President Obama last week released a “framework” for reform of U.S. corporate and small business taxes that would be in addition to recommendations in his 2013 budget for significant changes in individual taxes. Many of the business tax proposals were included in the President’s budget as well.
Obama said the framework would simplify the tax code, lower the corporate rate, eliminate dozens of tax loopholes and subsidies, promote job creation and boost U.S. manufacturing.
According to Diane Lim Rogers, chief economist for The Concord Coalition, the theme of the business tax proposals “is similar to the whole package of tax proposals in the budget: keep statutory marginal tax rates low (or even lower) on everyone, but pay for those lower rates by broadening the tax base in ways that raise burdens on certain types of businesses – those who currently take the most advantage of the tax-expenditure holes in the tax base.”
In a recent blog posting, Rogers gave the tax proposals in the President’s budget a mixed review: “Some of his suggestions are new and would move the country’s unfair, inefficient and overly complex tax system in a positive direction. But some of the most costly proposals are the ones we’ve seen many times before.”
She expressed particular disappointment that the administration’s plan would fail to maintain current-law levels of revenue, in part because it would not offset the cost of its proposed extension of most of the Bush tax cuts.
But Rogers praised the administration’s version of the “Buffett rule,” which states that no household making over $1 million a year should pay a smaller share of its income in taxes than middle-class families pay.
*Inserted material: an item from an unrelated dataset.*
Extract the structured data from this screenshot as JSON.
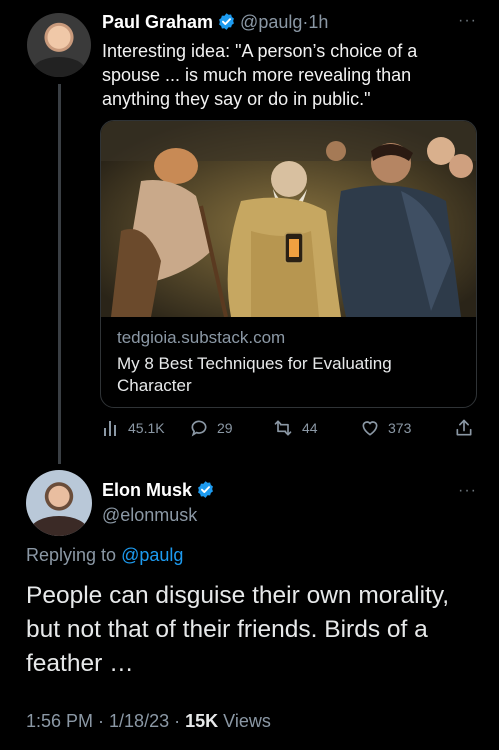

By reducing tax expenditures rather than raising marginal rates, Rogers said, the administration's approach “could serve as a segue to achieving base-broadening tax reform.”
Read more with Tax Policy in the President’s Budget